Jeff Edwards is going to be a force to reckon with in the genre of military fiction. I have always been fond of the down to the sea in ships war stories. Mr. Edwards crafts a plausible story considering the conditions of the Middle East and the world’s economic conditions.

In the US we are all aware of our dependence on foreign oil for energy needs. Mister Edwards uses energy dependency as the fuel for the plot of the story. There are clear underlying political considerations that make this plot so plausible and frightening. Although the underpinnings of the story have the ring of truth they in no way detract from the intense actions and heroic feats.

The book shows the complexity of a world economy and how economic conditions impact the closest of allies. This is an excellent action adventure story. It is not a political or economic treatise but it is clear that Edwards did a serious amount of homework to write this book.

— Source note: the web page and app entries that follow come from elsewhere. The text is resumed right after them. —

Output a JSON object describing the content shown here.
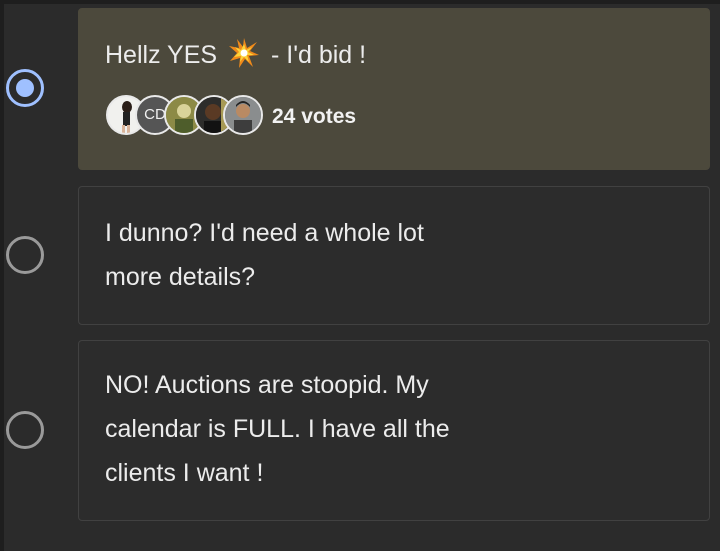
{
  "poll": {
    "options": [
      {
        "label_before": "Hellz YES",
        "emoji": "collision-icon",
        "label_after": "- I'd bid !",
        "selected": true,
        "votes": "24 votes",
        "voter_initials": "CD"
      },
      {
        "label": "I dunno? I'd need a whole lot\nmore details?",
        "selected": false
      },
      {
        "label": "NO! Auctions are stoopid. My\ncalendar is FULL. I have all the\nclients I want !",
        "selected": false
      }
    ]
  },
  "colors": {
    "selected_card": "#4c493c",
    "card": "#2c2c2c",
    "accent": "#9fc0ff",
    "background": "#2b2b2b"
  }
}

I particularly enjoyed the character development and the depictions of real to life people. Edwards showed both heroic and normal behavior in a compelling style. The stresses of command decisions and the facing of loss were palatably portrayed as was the ponderous and pandemic motions of bureaucracy. One has to wonder how many military disasters were created by the lavish display of the “peter principle” and the dependency on rank as opposed to talent.

I really enjoyed Edward’s science fiction novel Dome City Blues and I am delighted to see he brought that expertise to the military fiction arena as well.

I highly recommend this book!

Body of work of Jeff Edwards

Web Site: